The set of vulnerabilities demonstrates the work that agricultural equipment providers, as well as other Industrial Internet-of-Things equipment manufacturers, still must do to adequately secure their internet-connected equipment. It’s a laxness that may jeopardize our very own food supply, Codes warns.
The vulnerabilities used to bootstrap into the website weren’t even particularly new. A fellow researcher sent to Codes five Cross Site Scripting (XSS) vulnerabilities that they found gave them entry to the John Deere website and associated databases. After being contacted about these vulnerabilities, the company granted the duo “safe harbor,” under its Hacker One program, letting them further research the site without legal repercussion.
“Hey it’s really weird that there’s no CVEs in John Deere’s products…” — @sickcodes, on vulnerabilities in agricultural #IOT. @defcon @JohnDeere https://t.co/YD3OEJHVQS #security pic.twitter.com/akaQRz90mR
— Joab Jackson (@Joab_Jackson) August 6, 2021
“What it shows you is that [John Deere] are not taking into consideration basic vulnerabilities,” Codes said.
One DOM-based XSS gave them entry into a web page for the company’s portal for suppliers. Though the usual round of penetration testing (pentesting), the researchers found that providing a purchase order number would garner a list of information about that purchase, and entering random invoice numbers in provided some helpful navigation information about the backend IBM DB2 database.
The site also provided access to an employee education site and a page for booking demonstration units. Here attackers could book units, cancel appointments, reassign tractor deliveries. They were able to pull every single database row for every piece of equipment, along with the emails of everyone who booked these units.

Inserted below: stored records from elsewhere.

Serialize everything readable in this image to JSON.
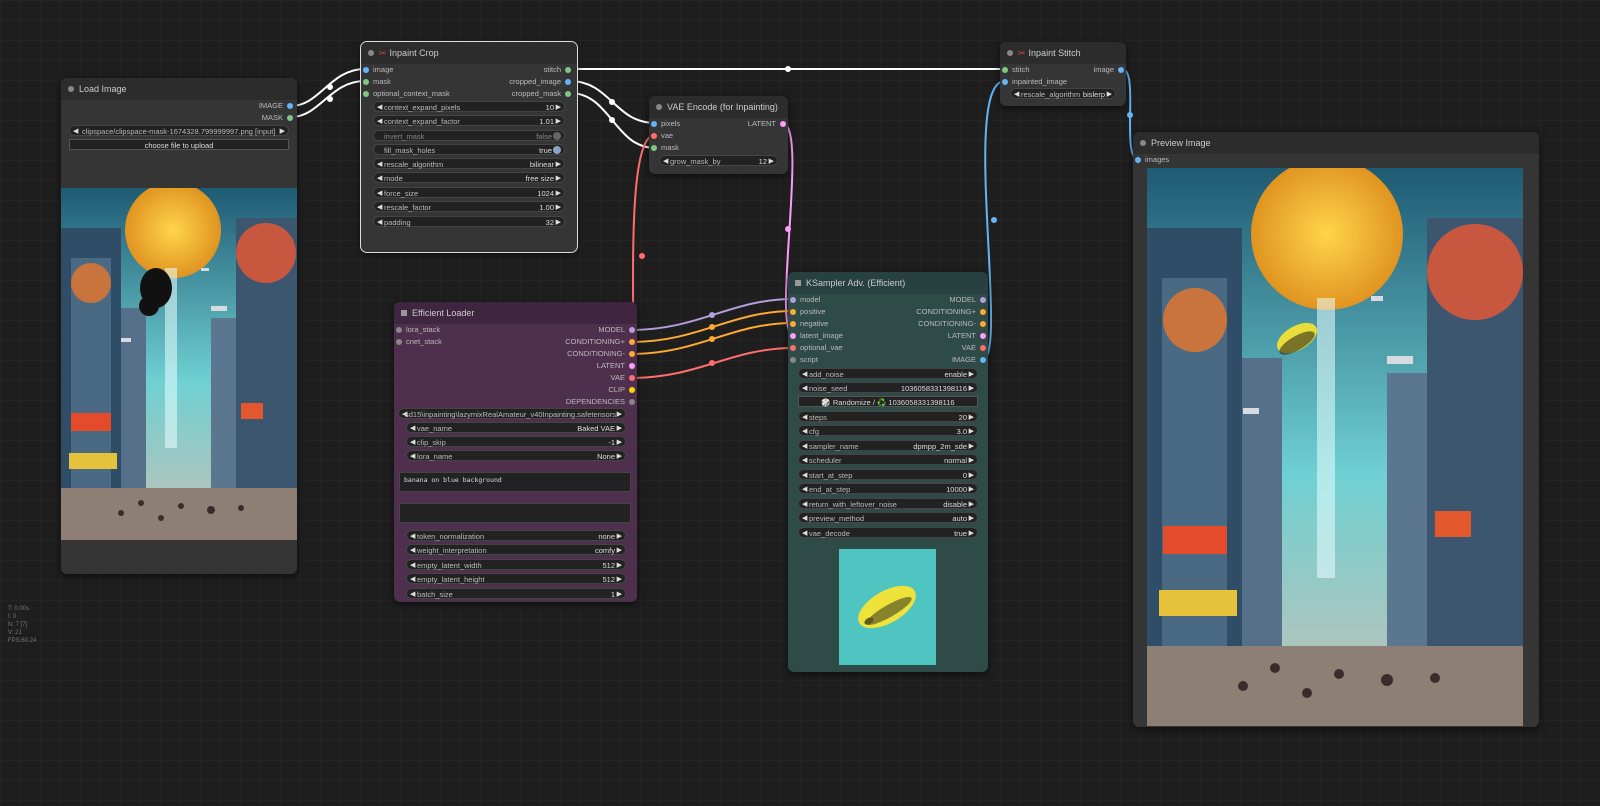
{
  "nodes": {
    "load_image": {
      "title": "Load Image",
      "outputs": [
        "IMAGE",
        "MASK"
      ],
      "image_file": "clipspace/clipspace-mask-1674328.799999997.png [input]",
      "upload_label": "choose file to upload"
    },
    "inpaint_crop": {
      "title": "Inpaint Crop",
      "inputs": [
        "image",
        "mask",
        "optional_context_mask"
      ],
      "outputs": [
        "stitch",
        "cropped_image",
        "cropped_mask"
      ],
      "widgets": [
        {
          "label": "context_expand_pixels",
          "value": "10"
        },
        {
          "label": "context_expand_factor",
          "value": "1.01"
        },
        {
          "label": "invert_mask",
          "value": "false"
        },
        {
          "label": "fill_mask_holes",
          "value": "true"
        },
        {
          "label": "rescale_algorithm",
          "value": "bilinear"
        },
        {
          "label": "mode",
          "value": "free size"
        },
        {
          "label": "force_size",
          "value": "1024"
        },
        {
          "label": "rescale_factor",
          "value": "1.00"
        },
        {
          "label": "padding",
          "value": "32"
        }
      ]
    },
    "vae_encode": {
      "title": "VAE Encode (for Inpainting)",
      "inputs": [
        "pixels",
        "vae",
        "mask"
      ],
      "outputs": [
        "LATENT"
      ],
      "widgets": [
        {
          "label": "grow_mask_by",
          "value": "12"
        }
      ]
    },
    "inpaint_stitch": {
      "title": "Inpaint Stitch",
      "inputs": [
        "stitch",
        "inpainted_image"
      ],
      "outputs": [
        "image"
      ],
      "widgets": [
        {
          "label": "rescale_algorithm",
          "value": "bislerp"
        }
      ]
    },
    "preview_image": {
      "title": "Preview Image",
      "inputs": [
        "images"
      ]
    },
    "efficient_loader": {
      "title": "Efficient Loader",
      "inputs": [
        "lora_stack",
        "cnet_stack"
      ],
      "outputs": [
        "MODEL",
        "CONDITIONING+",
        "CONDITIONING-",
        "LATENT",
        "VAE",
        "CLIP",
        "DEPENDENCIES"
      ],
      "ckpt_label": "sd15\\inpainting\\lazymixRealAmateur_v40Inpainting.safetensors",
      "widgets_top": [
        {
          "label": "vae_name",
          "value": "Baked VAE"
        },
        {
          "label": "clip_skip",
          "value": "-1"
        },
        {
          "label": "lora_name",
          "value": "None"
        }
      ],
      "positive_prompt": "banana on blue background",
      "negative_prompt": "",
      "widgets_bottom": [
        {
          "label": "token_normalization",
          "value": "none"
        },
        {
          "label": "weight_interpretation",
          "value": "comfy"
        },
        {
          "label": "empty_latent_width",
          "value": "512"
        },
        {
          "label": "empty_latent_height",
          "value": "512"
        },
        {
          "label": "batch_size",
          "value": "1"
        }
      ]
    },
    "ksampler": {
      "title": "KSampler Adv. (Efficient)",
      "inputs": [
        "model",
        "positive",
        "negative",
        "latent_image",
        "optional_vae",
        "script"
      ],
      "outputs": [
        "MODEL",
        "CONDITIONING+",
        "CONDITIONING-",
        "LATENT",
        "VAE",
        "IMAGE"
      ],
      "widgets_a": [
        {
          "label": "add_noise",
          "value": "enable"
        },
        {
          "label": "noise_seed",
          "value": "1036058331398116"
        }
      ],
      "randomize_label": "🎲 Randomize / ♻️ 1036058331398116",
      "widgets_b": [
        {
          "label": "steps",
          "value": "20"
        },
        {
          "label": "cfg",
          "value": "3.0"
        },
        {
          "label": "sampler_name",
          "value": "dpmpp_2m_sde"
        },
        {
          "label": "scheduler",
          "value": "normal"
        },
        {
          "label": "start_at_step",
          "value": "0"
        },
        {
          "label": "end_at_step",
          "value": "10000"
        },
        {
          "label": "return_with_leftover_noise",
          "value": "disable"
        },
        {
          "label": "preview_method",
          "value": "auto"
        },
        {
          "label": "vae_decode",
          "value": "true"
        }
      ]
    }
  },
  "stats": [
    "T: 0.00s",
    "I: 0",
    "N: 7 [7]",
    "V: 21",
    "FPS:60.24"
  ],
  "colors": {
    "image": "#64b5f6",
    "mask": "#81c784",
    "vae": "#ff6e6e",
    "latent": "#ff9cf9",
    "model": "#b39ddb",
    "conditioning": "#ffa931",
    "clip": "#ffd500",
    "stitch": "#ffffff",
    "loader_body": "#4e2f4d",
    "loader_title": "#3f2540",
    "ksampler_body": "#2f4b47",
    "ksampler_title": "#264140"
  }
}
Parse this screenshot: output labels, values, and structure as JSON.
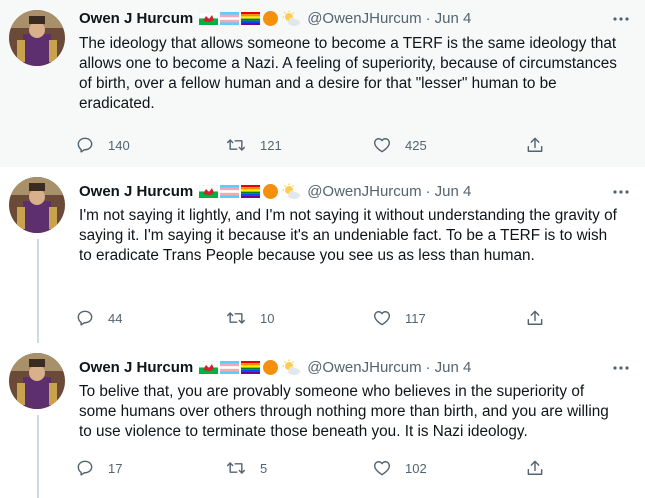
{
  "tweets": [
    {
      "author_name": "Owen J Hurcum",
      "handle": "@OwenJHurcum",
      "date": "Jun 4",
      "separator": "·",
      "text": "The ideology that allows someone to become a TERF is the same ideology that allows one to become a Nazi. A feeling of superiority, because of circumstances of birth, over a fellow human and a desire for that \"lesser\" human to be eradicated.",
      "replies": "140",
      "retweets": "121",
      "likes": "425"
    },
    {
      "author_name": "Owen J Hurcum",
      "handle": "@OwenJHurcum",
      "date": "Jun 4",
      "separator": "·",
      "text": "I'm not saying it lightly, and I'm not saying it without understanding the gravity of saying it. I'm saying it because it's an undeniable fact. To be a TERF is to wish to eradicate Trans People because you see us as less than human.",
      "replies": "44",
      "retweets": "10",
      "likes": "117"
    },
    {
      "author_name": "Owen J Hurcum",
      "handle": "@OwenJHurcum",
      "date": "Jun 4",
      "separator": "·",
      "text": "To belive that, you are provably someone who believes in the superiority of some humans over others through nothing more than birth, and you are willing to use violence to terminate those beneath you. It is Nazi ideology.",
      "replies": "17",
      "retweets": "5",
      "likes": "102"
    }
  ],
  "name_emojis": [
    "welsh-flag",
    "trans-flag",
    "rainbow-flag",
    "orange-circle",
    "sun-behind-cloud"
  ],
  "colors": {
    "text": "#0f1419",
    "secondary": "#536471",
    "highlight_bg": "#f7f9f9",
    "thread_line": "#cfd9de"
  }
}
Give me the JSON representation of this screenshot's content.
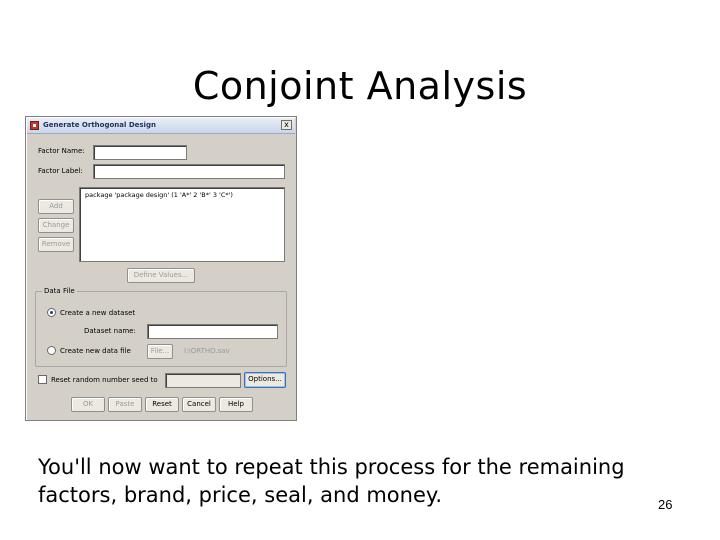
{
  "slide": {
    "title": "Conjoint Analysis",
    "body": "You'll now want to repeat this process for the remaining factors, brand, price, seal, and money.",
    "page_number": "26"
  },
  "dialog": {
    "title": "Generate Orthogonal Design",
    "close_glyph": "x",
    "factor_name_label": "Factor Name:",
    "factor_name_value": "",
    "factor_label_label": "Factor Label:",
    "factor_label_value": "",
    "factor_list": [
      "package 'package design' (1 'A*' 2 'B*' 3 'C*')"
    ],
    "add_label": "Add",
    "change_label": "Change",
    "remove_label": "Remove",
    "define_values_label": "Define Values...",
    "data_file": {
      "legend": "Data File",
      "create_new_dataset_label": "Create a new dataset",
      "create_new_dataset_selected": true,
      "dataset_name_label": "Dataset name:",
      "dataset_name_value": "",
      "create_new_data_file_label": "Create new data file",
      "file_button_label": "File...",
      "file_path": "I:\\ORTHO.sav"
    },
    "reset_seed_label": "Reset random number seed to",
    "reset_seed_checked": false,
    "seed_value": "",
    "options_label": "Options...",
    "ok_label": "OK",
    "paste_label": "Paste",
    "reset_label": "Reset",
    "cancel_label": "Cancel",
    "help_label": "Help"
  }
}
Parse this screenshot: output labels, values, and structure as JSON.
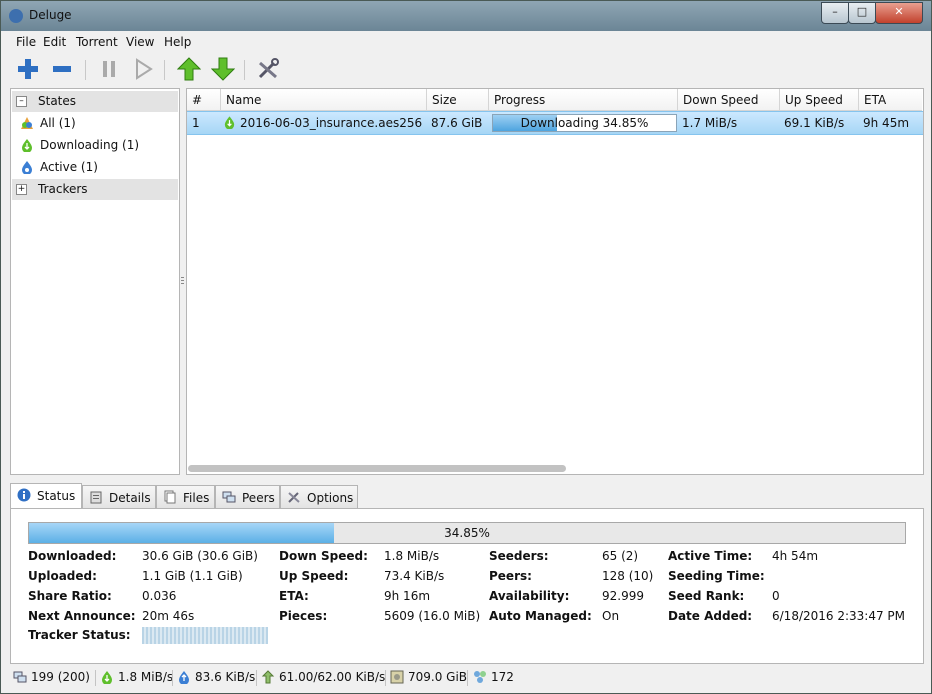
{
  "window": {
    "title": "Deluge",
    "min": "–",
    "max": "□",
    "close": "✕"
  },
  "menu": [
    "File",
    "Edit",
    "Torrent",
    "View",
    "Help"
  ],
  "toolbar": {
    "icons": [
      "add-torrent-icon",
      "remove-torrent-icon",
      "pause-icon",
      "resume-icon",
      "queue-up-icon",
      "queue-down-icon",
      "preferences-icon"
    ]
  },
  "sidebar": {
    "states_label": "States",
    "states_expander": "–",
    "items": [
      {
        "label": "All (1)",
        "icon": "all-icon"
      },
      {
        "label": "Downloading (1)",
        "icon": "downloading-icon"
      },
      {
        "label": "Active (1)",
        "icon": "active-icon"
      }
    ],
    "trackers_label": "Trackers",
    "trackers_expander": "+"
  },
  "torrent_list": {
    "columns": [
      "#",
      "Name",
      "Size",
      "Progress",
      "Down Speed",
      "Up Speed",
      "ETA"
    ],
    "rows": [
      {
        "index": "1",
        "name": "2016-06-03_insurance.aes256",
        "size": "87.6 GiB",
        "progress_text": "Downloading 34.85%",
        "progress_fraction": 0.3485,
        "down_speed": "1.7 MiB/s",
        "up_speed": "69.1 KiB/s",
        "eta": "9h 45m"
      }
    ]
  },
  "tabs": [
    {
      "label": "Status",
      "active": true
    },
    {
      "label": "Details",
      "active": false
    },
    {
      "label": "Files",
      "active": false
    },
    {
      "label": "Peers",
      "active": false
    },
    {
      "label": "Options",
      "active": false
    }
  ],
  "status_panel": {
    "progress_text": "34.85%",
    "progress_fraction": 0.3485,
    "fields": {
      "downloaded": {
        "label": "Downloaded:",
        "value": "30.6 GiB (30.6 GiB)"
      },
      "uploaded": {
        "label": "Uploaded:",
        "value": "1.1 GiB (1.1 GiB)"
      },
      "share_ratio": {
        "label": "Share Ratio:",
        "value": "0.036"
      },
      "next_announce": {
        "label": "Next Announce:",
        "value": "20m 46s"
      },
      "tracker_status": {
        "label": "Tracker Status:",
        "value": ""
      },
      "down_speed": {
        "label": "Down Speed:",
        "value": "1.8 MiB/s"
      },
      "up_speed": {
        "label": "Up Speed:",
        "value": "73.4 KiB/s"
      },
      "eta": {
        "label": "ETA:",
        "value": "9h 16m"
      },
      "pieces": {
        "label": "Pieces:",
        "value": "5609 (16.0 MiB)"
      },
      "seeders": {
        "label": "Seeders:",
        "value": "65 (2)"
      },
      "peers": {
        "label": "Peers:",
        "value": "128 (10)"
      },
      "availability": {
        "label": "Availability:",
        "value": "92.999"
      },
      "auto_managed": {
        "label": "Auto Managed:",
        "value": "On"
      },
      "active_time": {
        "label": "Active Time:",
        "value": "4h 54m"
      },
      "seeding_time": {
        "label": "Seeding Time:",
        "value": ""
      },
      "seed_rank": {
        "label": "Seed Rank:",
        "value": "0"
      },
      "date_added": {
        "label": "Date Added:",
        "value": "6/18/2016 2:33:47 PM"
      }
    }
  },
  "statusbar": {
    "connections": "199 (200)",
    "download_speed": "1.8 MiB/s",
    "upload_speed": "83.6 KiB/s",
    "protocol_traffic": "61.00/62.00 KiB/s",
    "free_space": "709.0 GiB",
    "dht_nodes": "172"
  }
}
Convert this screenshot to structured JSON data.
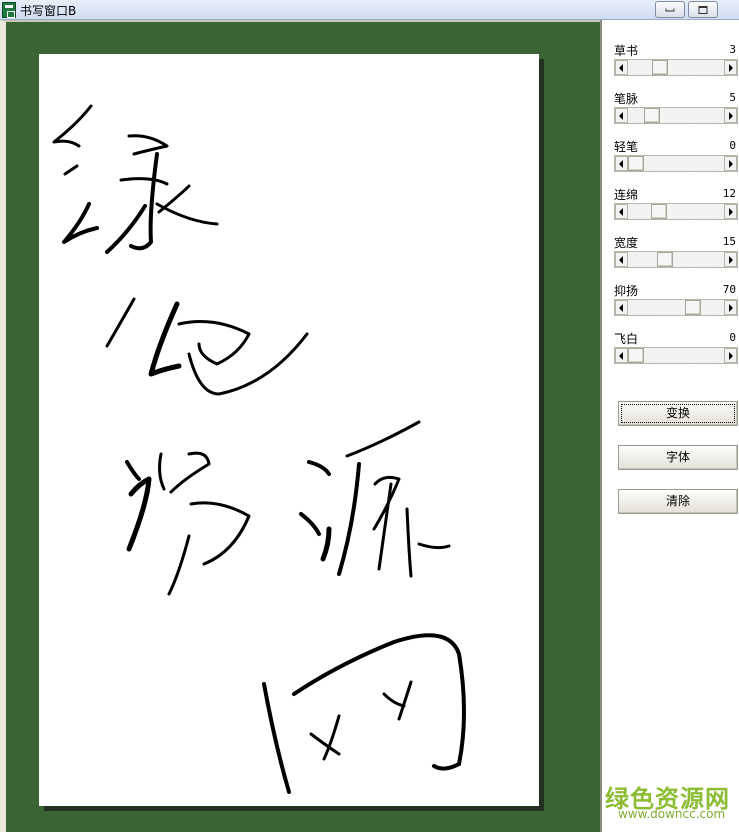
{
  "window": {
    "title": "书写窗口B",
    "minimize_icon": "minimize-icon",
    "maximize_icon": "maximize-icon"
  },
  "panel": {
    "params": [
      {
        "label": "草书",
        "value": "3",
        "level": 0.3
      },
      {
        "label": "笔脉",
        "value": "5",
        "level": 0.2
      },
      {
        "label": "轻笔",
        "value": "0",
        "level": 0.0
      },
      {
        "label": "连绵",
        "value": "12",
        "level": 0.29
      },
      {
        "label": "宽度",
        "value": "15",
        "level": 0.36
      },
      {
        "label": "抑扬",
        "value": "70",
        "level": 0.71
      },
      {
        "label": "飞白",
        "value": "0",
        "level": 0.0
      }
    ],
    "buttons": {
      "transform": "变换",
      "font": "字体",
      "clear": "清除"
    }
  },
  "watermark": {
    "text": "绿色资源网",
    "url": "www.downcc.com"
  },
  "colors": {
    "canvas_bg": "#3b6434",
    "paper": "#ffffff",
    "ink": "#000000",
    "watermark": "#8dbd35"
  }
}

The site also had a messaging server from Pega, with a default administrator password that, if not changed could be used by an attacker to gain full access. Such access allowed Codes and his cohorts the ability to collect all the interesting info on that site, including administrator passwords and a security audit log, which should not be accessible to outsiders.
This is also where they found the Okta signing certificate, complete with the original decryption password.
Such a cert could be used elsewhere in the John Deere network to upload or download any files to a John Deere user, or log in as any user, destroy data, log into third party accounts. “We could literally do whatever the heck we wanted with anything we wanted on the John Deere Operation Center,” Codes speculated.
This ease of access from a website is problematic given how aggressively that John Deere has been moving to equip their industrial tractors with remote control and data gathering capabilities. Remote control capabilities could include the ability to spray fertilizer on crops, plant seeds, direct self-propelled tractors. Likewise, the equipment collects operational data, uploaded both to the farmer and to John Deere itself, which could provide detailed information about what crops are being planted.
So not only would weak security open the door to not only potentially malicious actions from random attackers — such as driving a piece of farming equipment into a river — but also more coordinated state-sponsored attacks that could cripple a country’s food supply, Codes warned.
IBM and Okta are sponsors of The New Stack.